The survey found that managers consider "quantitative failure" the biggest tail risk -- a concern that appeared to be particularly represented in a pull back from Japan equities.
A net 3 percent of fund managers are underweight in their allocations to Japan stocks in April. That's not just a tumble from a net 15 percent overweight in March: It's the first net underweight position in the market since December 2012, when Prime Minister Shinzo Abe returned to office on a platform promising reforms to kick start the country's moribund economy.
Since then, the Bank of Japan (BOJ) has launched multiple rounds of massive quantitative easing which haven't always delivered an encouraging boost to economic growth. In late January, the central bank turned to a negative interest rate policy, but markets haven't behaved as expected, with the yen strengthening rather than weakening and stocks pulling back.
Europe fund managers could follow investors in Japan in turning underweight, the survey said.
While Europe was seen as the most attractive region globally, allocations have fallen. A net 33 percent of fund managers were overweight Eurozone equities, down from 41 percent last month.
The survey found that fund managers invested in Europe, where the European Central Bank (ECB) adopted a negative interest rate policy in mid-2014, had similar concerns as those invested in Japan.
A record 55 percent of European fund managers said European Union monetary policy was "too stimulative," the highest since the survey began in 1998.

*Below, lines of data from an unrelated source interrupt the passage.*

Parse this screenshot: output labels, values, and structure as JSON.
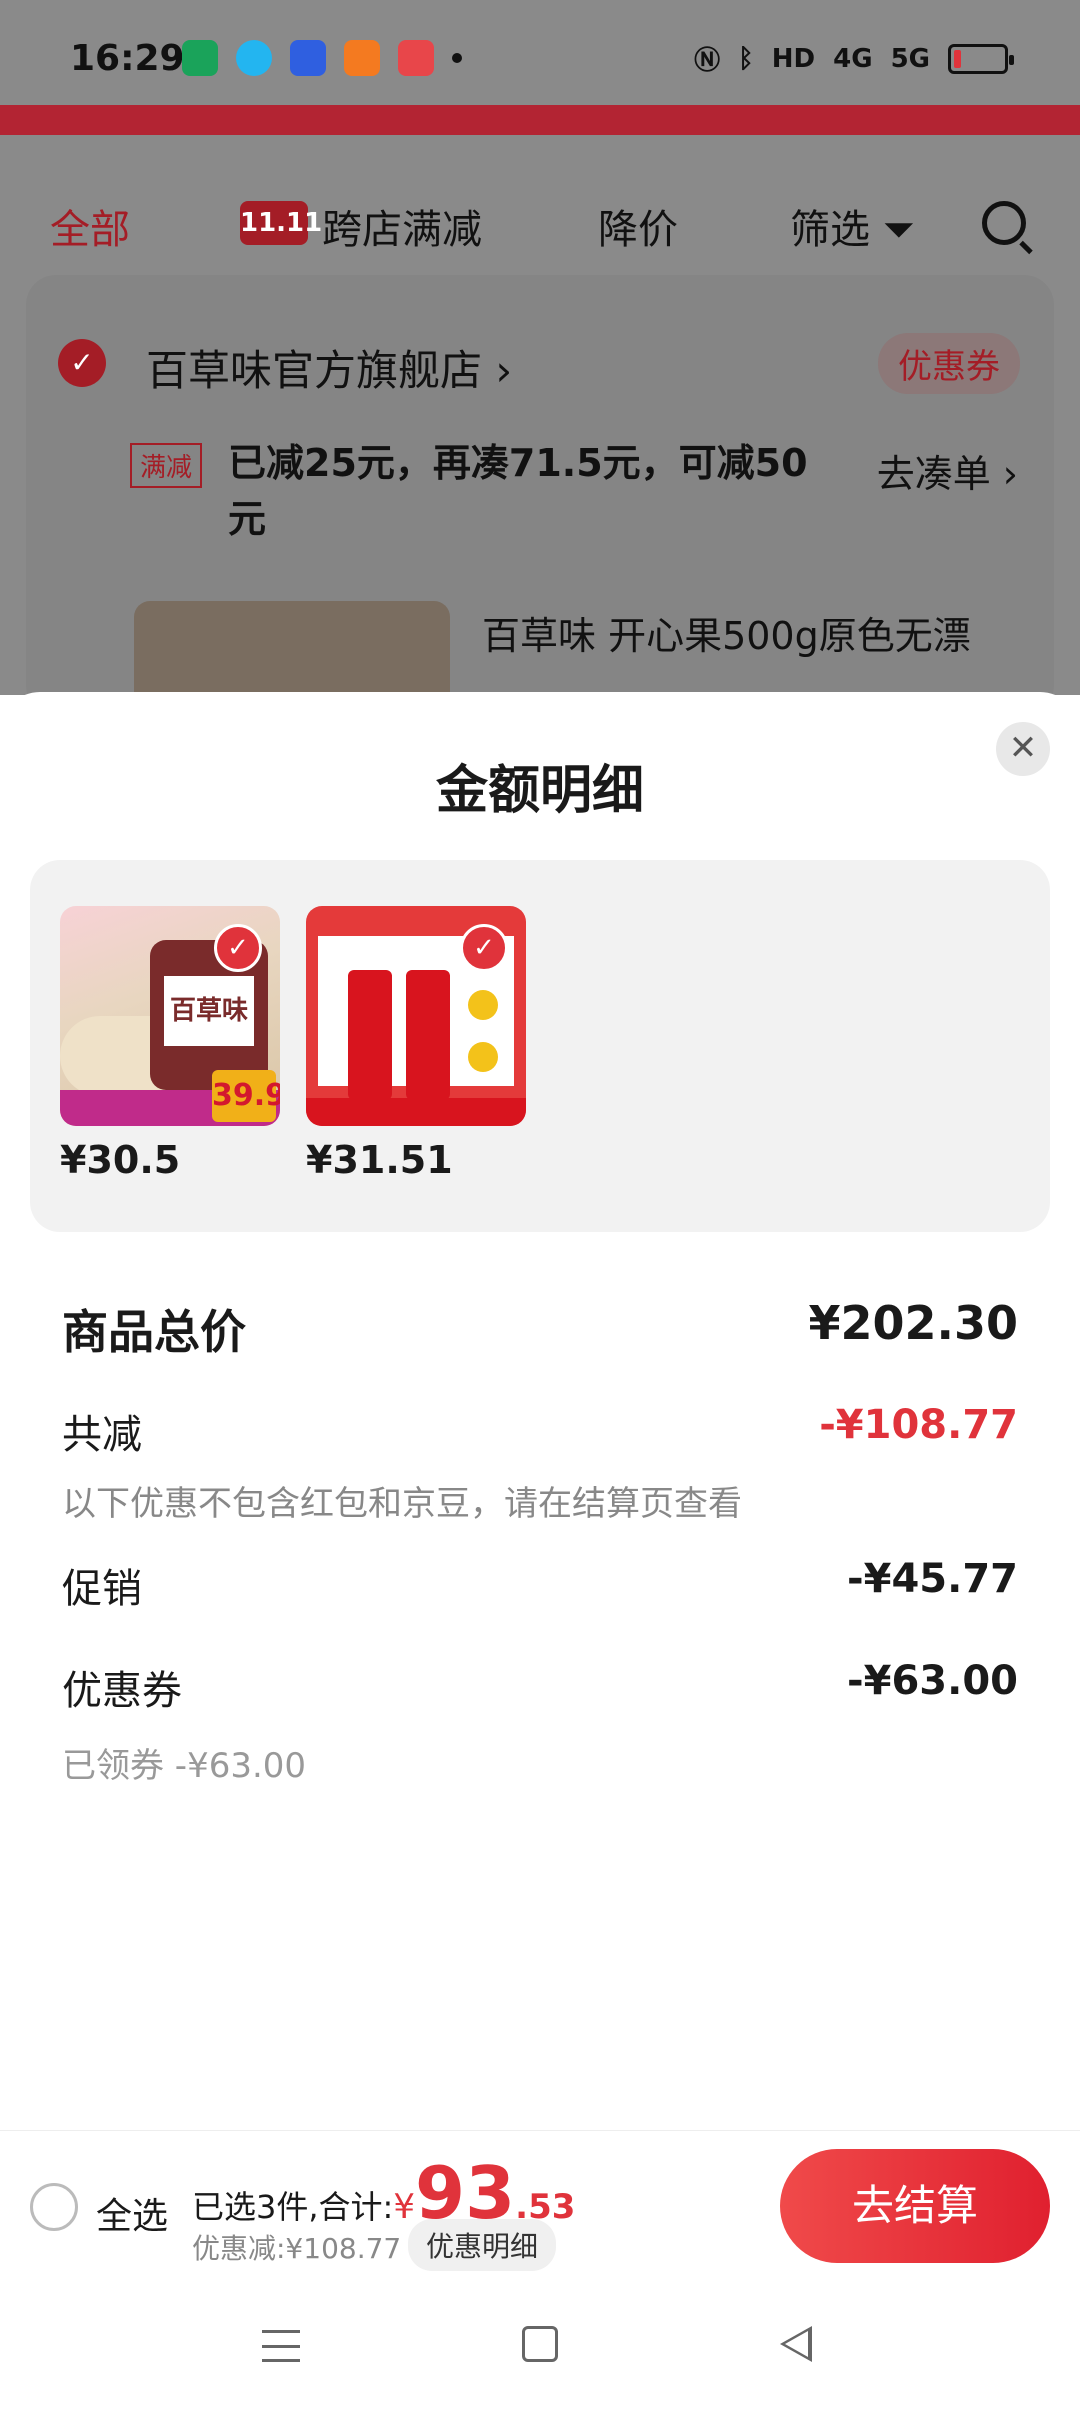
{
  "status_bar": {
    "time": "16:29",
    "icons": [
      "oppo-app-icon",
      "qq-icon",
      "baidu-icon",
      "kuaishou-icon",
      "double11-app-icon"
    ],
    "right": [
      "nfc-icon",
      "bluetooth-icon",
      "hd-icon",
      "4g-signal-icon",
      "5g-signal-icon",
      "battery-icon"
    ],
    "hd_label": "HD",
    "signal_4g": "4G",
    "signal_5g": "5G",
    "battery_level": 0.15
  },
  "background_page": {
    "filters": {
      "all": "全部",
      "badge": "11.11",
      "cross_store": "跨店满减",
      "price_drop": "降价",
      "filter": "筛选"
    },
    "store": {
      "name": "百草味官方旗舰店",
      "coupon": "优惠券",
      "promo_tag": "满减",
      "promo_text": "已减25元，再凑71.5元，可减50元",
      "go_add": "去凑单",
      "product_title": "百草味 开心果500g原色无漂"
    }
  },
  "sheet": {
    "title": "金额明细",
    "items": [
      {
        "price": "¥30.5",
        "jar_label": "百草味",
        "badge_price": "39.9"
      },
      {
        "price": "¥31.51"
      }
    ],
    "total_label": "商品总价",
    "total_value": "¥202.30",
    "reduce_label": "共减",
    "reduce_value": "-¥108.77",
    "reduce_note": "以下优惠不包含红包和京豆，请在结算页查看",
    "promo_label": "促销",
    "promo_value": "-¥45.77",
    "coupon_label": "优惠券",
    "coupon_value": "-¥63.00",
    "coupon_note": "已领券 -¥63.00"
  },
  "checkout": {
    "select_all": "全选",
    "summary_prefix": "已选3件,合计:",
    "yen": "¥",
    "total_int": "93",
    "total_dec": ".53",
    "saved": "优惠减:¥108.77",
    "detail": "优惠明细",
    "checkout_btn": "去结算"
  },
  "colors": {
    "accent": "#e0333b",
    "brand_red": "#a41d26"
  }
}
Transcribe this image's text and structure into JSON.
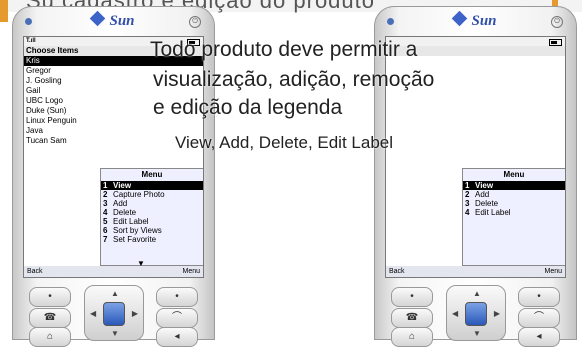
{
  "slide_title_fragment": "Su cadastro e edição do produto",
  "phone_left": {
    "brand": "Sun",
    "status_signal": "T.ıll",
    "screen_title": "Choose Items",
    "items": [
      "Kris",
      "Gregor",
      "J. Gosling",
      "Gail",
      "UBC Logo",
      "Duke (Sun)",
      "Linux Penguin",
      "Java",
      "Tucan Sam"
    ],
    "menu_title": "Menu",
    "menu_items": [
      {
        "num": "1",
        "label": "View"
      },
      {
        "num": "2",
        "label": "Capture Photo"
      },
      {
        "num": "3",
        "label": "Add"
      },
      {
        "num": "4",
        "label": "Delete"
      },
      {
        "num": "5",
        "label": "Edit Label"
      },
      {
        "num": "6",
        "label": "Sort by Views"
      },
      {
        "num": "7",
        "label": "Set Favorite"
      }
    ],
    "soft_left": "Back",
    "soft_right": "Menu"
  },
  "phone_right": {
    "brand": "Sun",
    "menu_title": "Menu",
    "menu_items": [
      {
        "num": "1",
        "label": "View"
      },
      {
        "num": "2",
        "label": "Add"
      },
      {
        "num": "3",
        "label": "Delete"
      },
      {
        "num": "4",
        "label": "Edit Label"
      }
    ],
    "soft_left": "Back",
    "soft_right": "Menu"
  },
  "overlay": {
    "line1": "Todo produto deve permitir a",
    "line2": "visualização, adição, remoção",
    "line3": "e edição da legenda",
    "english": "View, Add, Delete, Edit Label"
  },
  "colors": {
    "accent_orange": "#e69a2e",
    "sun_blue": "#3350a8",
    "menu_bg": "#eef0ff"
  }
}
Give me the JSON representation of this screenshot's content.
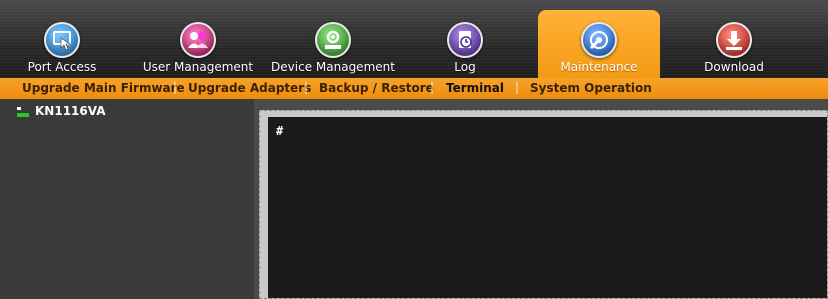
{
  "nav": {
    "tabs": [
      {
        "label": "Port Access",
        "icon": "port-access-icon",
        "color": "#2f8fd6",
        "active": false
      },
      {
        "label": "User Management",
        "icon": "user-management-icon",
        "color": "#b52a7a",
        "active": false
      },
      {
        "label": "Device Management",
        "icon": "device-management-icon",
        "color": "#3aa83a",
        "active": false
      },
      {
        "label": "Log",
        "icon": "log-icon",
        "color": "#6a3fa8",
        "active": false
      },
      {
        "label": "Maintenance",
        "icon": "maintenance-icon",
        "color": "#2a6fd0",
        "active": true
      },
      {
        "label": "Download",
        "icon": "download-icon",
        "color": "#d23a3a",
        "active": false
      }
    ]
  },
  "subnav": {
    "items": [
      {
        "label": "Upgrade Main Firmware",
        "active": false
      },
      {
        "label": "Upgrade Adapters",
        "active": false
      },
      {
        "label": "Backup / Restore",
        "active": false
      },
      {
        "label": "Terminal",
        "active": true
      },
      {
        "label": "System Operation",
        "active": false
      }
    ],
    "separator": "|"
  },
  "sidebar": {
    "device": {
      "name": "KN1116VA",
      "icon": "device-icon"
    }
  },
  "terminal": {
    "prompt": "#"
  },
  "colors": {
    "accent": "#f39a12",
    "terminal_bg": "#1a1a1a",
    "sidebar_bg": "#3a3a3a"
  }
}
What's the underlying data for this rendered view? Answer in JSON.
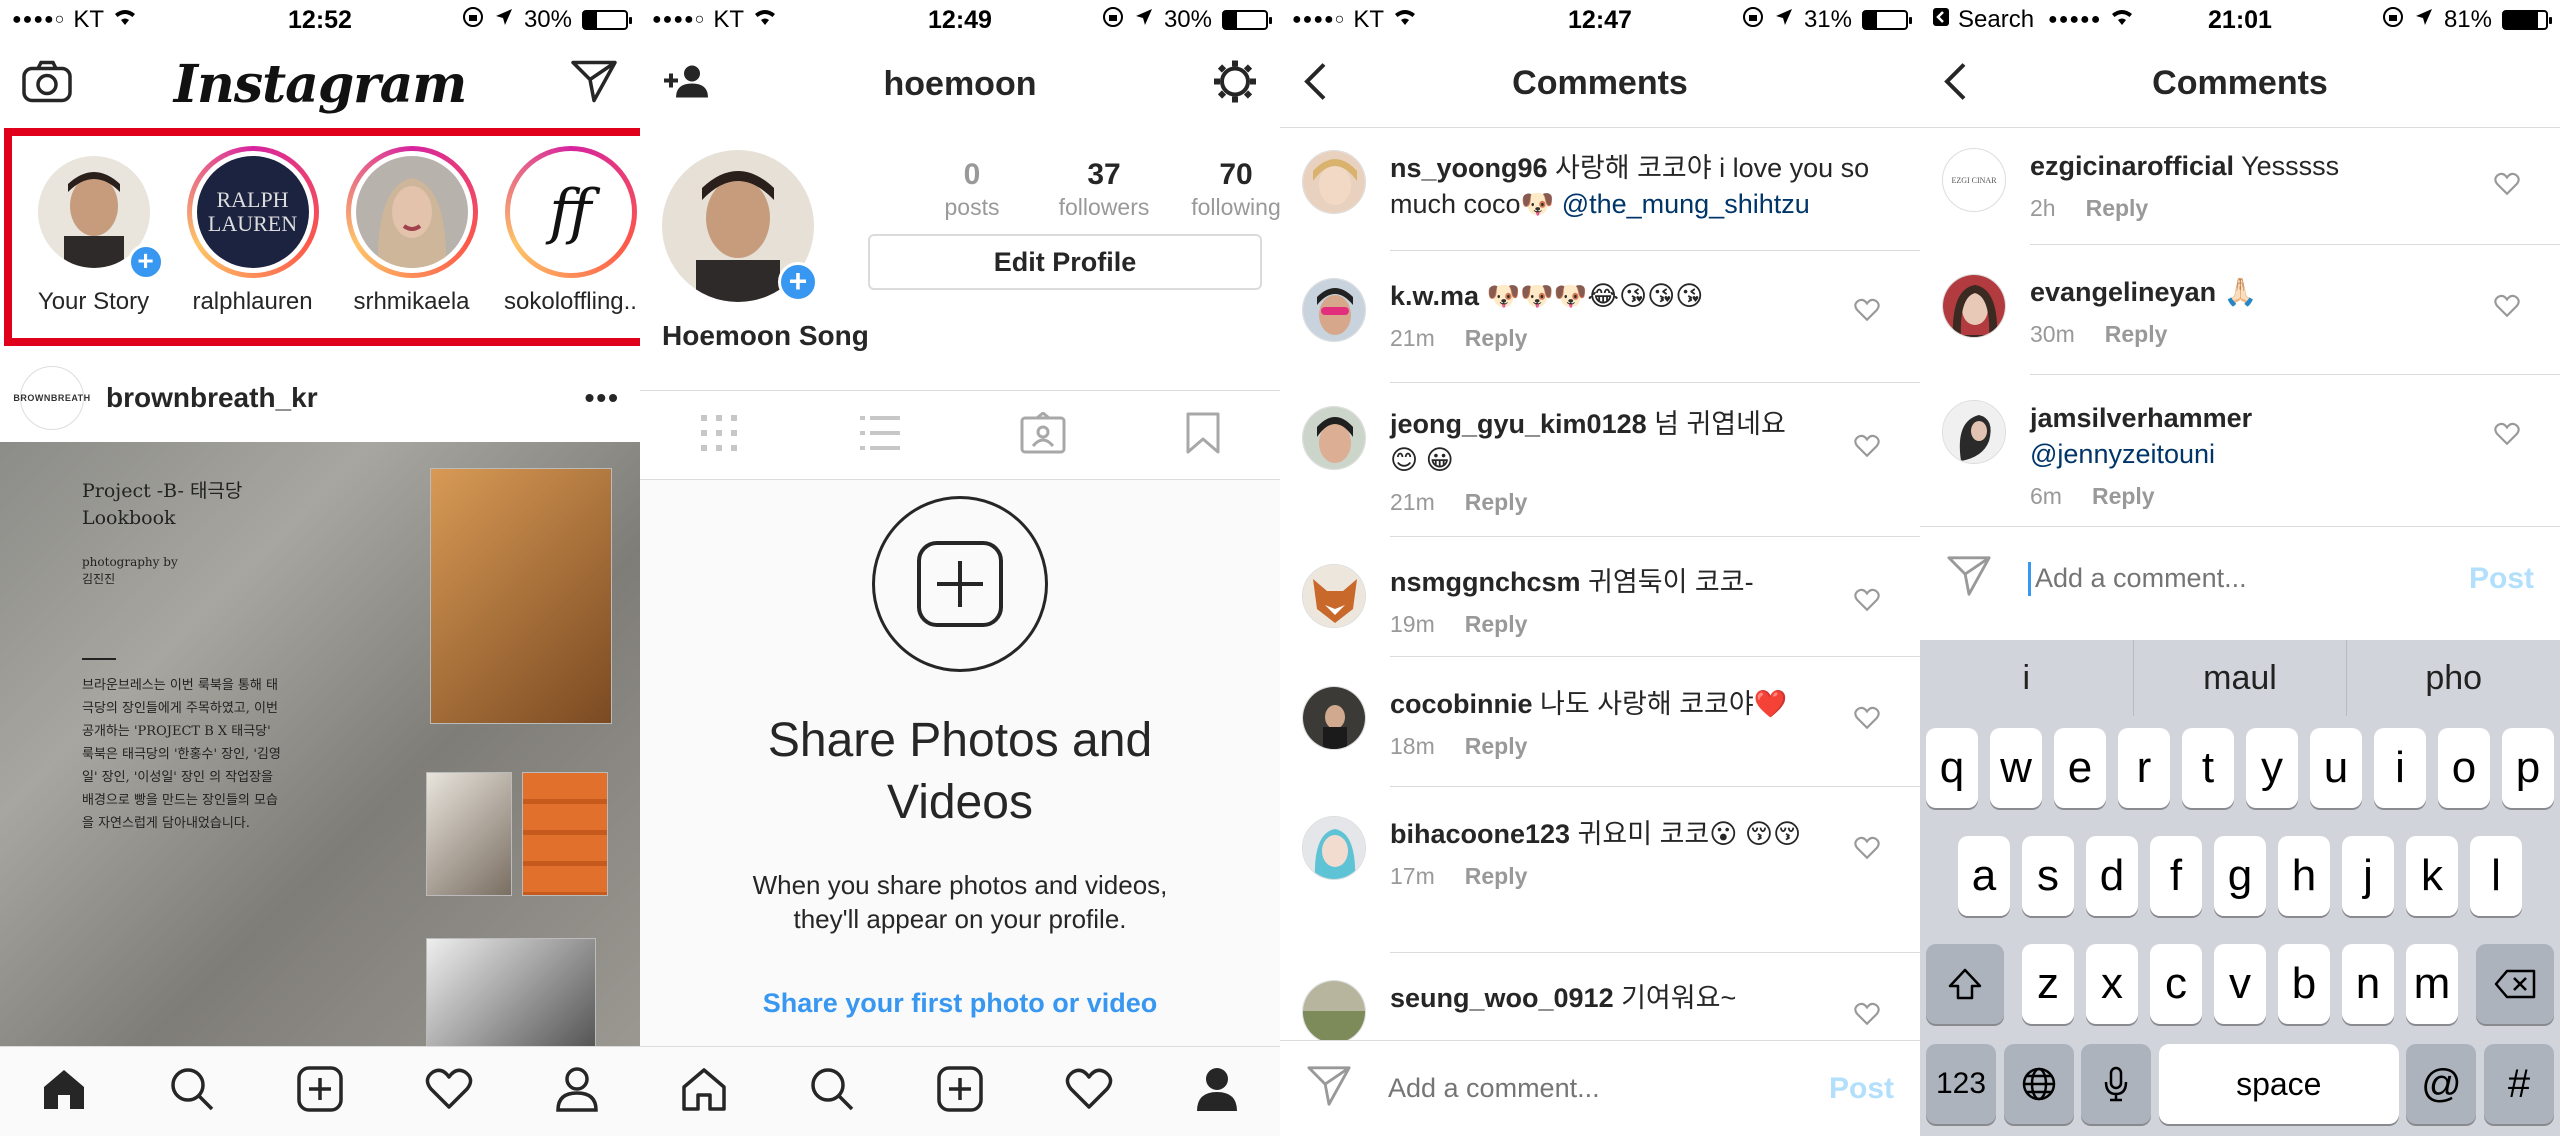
{
  "screen1": {
    "status": {
      "carrier": "KT",
      "time": "12:52",
      "battery": "30%",
      "battery_level": 0.3
    },
    "logo": "Instagram",
    "stories": [
      {
        "label": "Your Story",
        "own": true
      },
      {
        "label": "ralphlauren",
        "avatar_text": "RALPH LAUREN"
      },
      {
        "label": "srhmikaela"
      },
      {
        "label": "sokoloffling..",
        "avatar_text": "ff"
      }
    ],
    "post": {
      "username": "brownbreath_kr",
      "avatar_text": "BROWNBREATH",
      "more": "•••",
      "lookbook_title_1": "Project -B- 태극당",
      "lookbook_title_2": "Lookbook",
      "lookbook_credit_1": "photography by",
      "lookbook_credit_2": "김진진",
      "lookbook_body": "브라운브레스는 이번 룩북을 통해 태극당의 장인들에게 주목하였고, 이번 공개하는 'PROJECT B X 태극당' 룩북은 태극당의 '한홍수' 장인, '김영일' 장인, '이성일' 장인 의 작업장을 배경으로 빵을 만드는 장인들의 모습을 자연스럽게 담아내었습니다."
    }
  },
  "screen2": {
    "status": {
      "carrier": "KT",
      "time": "12:49",
      "battery": "30%",
      "battery_level": 0.3
    },
    "title": "hoemoon",
    "stats": [
      {
        "num": "0",
        "label": "posts"
      },
      {
        "num": "37",
        "label": "followers"
      },
      {
        "num": "70",
        "label": "following"
      }
    ],
    "edit_profile": "Edit Profile",
    "display_name": "Hoemoon Song",
    "share_title_1": "Share Photos and",
    "share_title_2": "Videos",
    "share_sub_1": "When you share photos and videos,",
    "share_sub_2": "they'll appear on your profile.",
    "share_link": "Share your first photo or video"
  },
  "screen3": {
    "status": {
      "carrier": "KT",
      "time": "12:47",
      "battery": "31%",
      "battery_level": 0.31
    },
    "title": "Comments",
    "comments": [
      {
        "user": "ns_yoong96",
        "text": " 사랑해 코코야  i love you so much coco🐶 ",
        "mention": "@the_mung_shihtzu",
        "time": "",
        "reply": ""
      },
      {
        "user": "k.w.ma",
        "text": " 🐶🐶🐶😂😘😘😘",
        "time": "21m",
        "reply": "Reply"
      },
      {
        "user": "jeong_gyu_kim0128",
        "text": " 넘 귀엽네요😊 😀",
        "time": "21m",
        "reply": "Reply"
      },
      {
        "user": "nsmggnchcsm",
        "text": " 귀염둑이 코코-",
        "time": "19m",
        "reply": "Reply"
      },
      {
        "user": "cocobinnie",
        "text": " 나도 사랑해 코코야❤️",
        "time": "18m",
        "reply": "Reply"
      },
      {
        "user": "bihacoone123",
        "text": " 귀요미 코코😮 😚😚",
        "time": "17m",
        "reply": "Reply"
      },
      {
        "user": "seung_woo_0912",
        "text": " 기여워요~",
        "time": "",
        "reply": ""
      }
    ],
    "input_placeholder": "Add a comment...",
    "post_label": "Post"
  },
  "screen4": {
    "status": {
      "back_app": "Search",
      "time": "21:01",
      "battery": "81%",
      "battery_level": 0.81
    },
    "title": "Comments",
    "comments": [
      {
        "user": "ezgicinarofficial",
        "text": " Yesssss",
        "avatar_text": "EZGI CINAR",
        "time": "2h",
        "reply": "Reply"
      },
      {
        "user": "evangelineyan",
        "text": " 🙏🏻",
        "time": "30m",
        "reply": "Reply"
      },
      {
        "user": "jamsilverhammer",
        "text": "",
        "mention": "@jennyzeitouni",
        "time": "6m",
        "reply": "Reply"
      }
    ],
    "input_placeholder": "Add a comment...",
    "post_label": "Post",
    "keyboard": {
      "suggestions": [
        "i",
        "maul",
        "pho"
      ],
      "row1": [
        "q",
        "w",
        "e",
        "r",
        "t",
        "y",
        "u",
        "i",
        "o",
        "p"
      ],
      "row2": [
        "a",
        "s",
        "d",
        "f",
        "g",
        "h",
        "j",
        "k",
        "l"
      ],
      "row3": [
        "z",
        "x",
        "c",
        "v",
        "b",
        "n",
        "m"
      ],
      "numbers": "123",
      "space": "space",
      "at": "@",
      "hash": "#"
    }
  }
}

Confidence in the stimulus' ability to be a major source of European economic growth dropped to 15 percent in April from March's 24 percent, the survey said. Only a net 6 percent expect the European economy to strengthen over the next 12 months, down sharply from 24 percent in March.
This was reflected in sector allocations as well: fund managers increased their underweight position in banks by 10 percentage points. Banks' profits are expected to take a hit from negative rates.
Fund managers don't appear to be putting the cash from reduced Japan and Europe allocations to work: cash levels jumped to 5.4 percent in April, near February's 15-year high of 5.6 percent and up from 5.1 percent last month.
While the survey typically views a cash balance above 4.5 percent as a contrarian buy signal, this time it called the level "superficially bullish," as it's rare for cash levels to rise amid a risk rally.
That may mean the cash might not head into other assets any time soon.
"With valuations for bonds and equities at their seventh highest reading in 13 years, investors may be turning to cash to protect against the downside while shunning risk assets where valuations constrain the upside," said Michael Hartnett, chief investment strategist at Bofa-ML, in a statement. "Range-based trading is likely to continue."
—By CNBC.Com's Leslie Shaffer; Follow her on Twitter @LeslieShaffer1